§ **EXERCISE DESCRIPTION**: Extract every record, keeping each one exactly as it is.
======
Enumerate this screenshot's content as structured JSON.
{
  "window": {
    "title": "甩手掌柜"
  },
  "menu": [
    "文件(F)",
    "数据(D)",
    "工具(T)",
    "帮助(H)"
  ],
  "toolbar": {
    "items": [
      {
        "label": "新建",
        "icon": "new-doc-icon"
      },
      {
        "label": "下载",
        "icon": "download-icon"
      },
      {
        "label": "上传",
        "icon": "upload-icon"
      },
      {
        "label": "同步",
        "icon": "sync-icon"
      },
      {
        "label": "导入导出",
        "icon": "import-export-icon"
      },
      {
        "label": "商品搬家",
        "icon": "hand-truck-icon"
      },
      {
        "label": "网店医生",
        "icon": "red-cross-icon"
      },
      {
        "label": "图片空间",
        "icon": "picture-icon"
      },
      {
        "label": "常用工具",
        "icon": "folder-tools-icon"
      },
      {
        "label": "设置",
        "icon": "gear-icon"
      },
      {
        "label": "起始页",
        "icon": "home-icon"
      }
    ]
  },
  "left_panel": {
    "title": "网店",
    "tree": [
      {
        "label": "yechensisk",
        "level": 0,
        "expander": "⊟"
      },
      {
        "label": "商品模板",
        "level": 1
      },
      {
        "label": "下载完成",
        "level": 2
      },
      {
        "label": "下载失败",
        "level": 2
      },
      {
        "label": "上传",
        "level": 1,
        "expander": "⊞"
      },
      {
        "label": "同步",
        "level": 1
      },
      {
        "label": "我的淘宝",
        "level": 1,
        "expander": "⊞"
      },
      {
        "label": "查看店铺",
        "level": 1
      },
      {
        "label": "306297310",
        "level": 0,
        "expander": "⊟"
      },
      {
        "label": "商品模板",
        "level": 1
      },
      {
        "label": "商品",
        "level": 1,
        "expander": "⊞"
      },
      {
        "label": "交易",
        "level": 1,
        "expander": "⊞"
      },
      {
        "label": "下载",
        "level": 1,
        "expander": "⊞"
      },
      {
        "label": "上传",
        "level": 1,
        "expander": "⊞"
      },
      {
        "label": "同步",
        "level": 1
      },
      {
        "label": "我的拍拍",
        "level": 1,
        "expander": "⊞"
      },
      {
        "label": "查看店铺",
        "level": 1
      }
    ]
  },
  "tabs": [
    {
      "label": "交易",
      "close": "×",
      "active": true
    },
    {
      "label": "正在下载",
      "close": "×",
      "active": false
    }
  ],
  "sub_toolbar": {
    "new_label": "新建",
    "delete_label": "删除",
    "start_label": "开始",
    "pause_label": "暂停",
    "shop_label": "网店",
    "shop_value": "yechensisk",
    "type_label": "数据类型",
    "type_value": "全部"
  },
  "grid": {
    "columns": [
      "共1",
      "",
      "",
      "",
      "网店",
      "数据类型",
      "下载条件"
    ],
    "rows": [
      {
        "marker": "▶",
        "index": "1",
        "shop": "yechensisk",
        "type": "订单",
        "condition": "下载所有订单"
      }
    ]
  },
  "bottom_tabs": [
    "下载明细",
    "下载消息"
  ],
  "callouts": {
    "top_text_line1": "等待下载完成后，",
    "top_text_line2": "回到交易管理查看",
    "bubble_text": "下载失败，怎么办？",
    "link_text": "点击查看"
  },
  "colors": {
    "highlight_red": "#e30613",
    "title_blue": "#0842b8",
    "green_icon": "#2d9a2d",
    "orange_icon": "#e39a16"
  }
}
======
§ **SOLUTION TO THE EXERCISE**:
Enumerate this screenshot's content as structured JSON.
{
  "window": {
    "title": "甩手掌柜"
  },
  "menu": [
    "文件(F)",
    "数据(D)",
    "工具(T)",
    "帮助(H)"
  ],
  "toolbar": {
    "items": [
      {
        "label": "新建",
        "icon": "new-doc-icon"
      },
      {
        "label": "下载",
        "icon": "download-icon"
      },
      {
        "label": "上传",
        "icon": "upload-icon"
      },
      {
        "label": "同步",
        "icon": "sync-icon"
      },
      {
        "label": "导入导出",
        "icon": "import-export-icon"
      },
      {
        "label": "商品搬家",
        "icon": "hand-truck-icon"
      },
      {
        "label": "网店医生",
        "icon": "red-cross-icon"
      },
      {
        "label": "图片空间",
        "icon": "picture-icon"
      },
      {
        "label": "常用工具",
        "icon": "folder-tools-icon"
      },
      {
        "label": "设置",
        "icon": "gear-icon"
      },
      {
        "label": "起始页",
        "icon": "home-icon"
      }
    ]
  },
  "left_panel": {
    "title": "网店",
    "tree": [
      {
        "label": "yechensisk",
        "level": 0,
        "expander": "⊟"
      },
      {
        "label": "商品模板",
        "level": 1
      },
      {
        "label": "下载完成",
        "level": 2
      },
      {
        "label": "下载失败",
        "level": 2
      },
      {
        "label": "上传",
        "level": 1,
        "expander": "⊞"
      },
      {
        "label": "同步",
        "level": 1
      },
      {
        "label": "我的淘宝",
        "level": 1,
        "expander": "⊞"
      },
      {
        "label": "查看店铺",
        "level": 1
      },
      {
        "label": "306297310",
        "level": 0,
        "expander": "⊟"
      },
      {
        "label": "商品模板",
        "level": 1
      },
      {
        "label": "商品",
        "level": 1,
        "expander": "⊞"
      },
      {
        "label": "交易",
        "level": 1,
        "expander": "⊞"
      },
      {
        "label": "下载",
        "level": 1,
        "expander": "⊞"
      },
      {
        "label": "上传",
        "level": 1,
        "expander": "⊞"
      },
      {
        "label": "同步",
        "level": 1
      },
      {
        "label": "我的拍拍",
        "level": 1,
        "expander": "⊞"
      },
      {
        "label": "查看店铺",
        "level": 1
      }
    ]
  },
  "tabs": [
    {
      "label": "交易",
      "close": "×",
      "active": true
    },
    {
      "label": "正在下载",
      "close": "×",
      "active": false
    }
  ],
  "sub_toolbar": {
    "new_label": "新建",
    "delete_label": "删除",
    "start_label": "开始",
    "pause_label": "暂停",
    "shop_label": "网店",
    "shop_value": "yechensisk",
    "type_label": "数据类型",
    "type_value": "全部"
  },
  "grid": {
    "columns": [
      "共1",
      "",
      "",
      "",
      "网店",
      "数据类型",
      "下载条件"
    ],
    "rows": [
      {
        "marker": "▶",
        "index": "1",
        "shop": "yechensisk",
        "type": "订单",
        "condition": "下载所有订单"
      }
    ]
  },
  "bottom_tabs": [
    "下载明细",
    "下载消息"
  ],
  "callouts": {
    "top_text_line1": "等待下载完成后，",
    "top_text_line2": "回到交易管理查看",
    "bubble_text": "下载失败，怎么办？",
    "link_text": "点击查看"
  },
  "colors": {
    "highlight_red": "#e30613",
    "title_blue": "#0842b8",
    "green_icon": "#2d9a2d",
    "orange_icon": "#e39a16"
  }
}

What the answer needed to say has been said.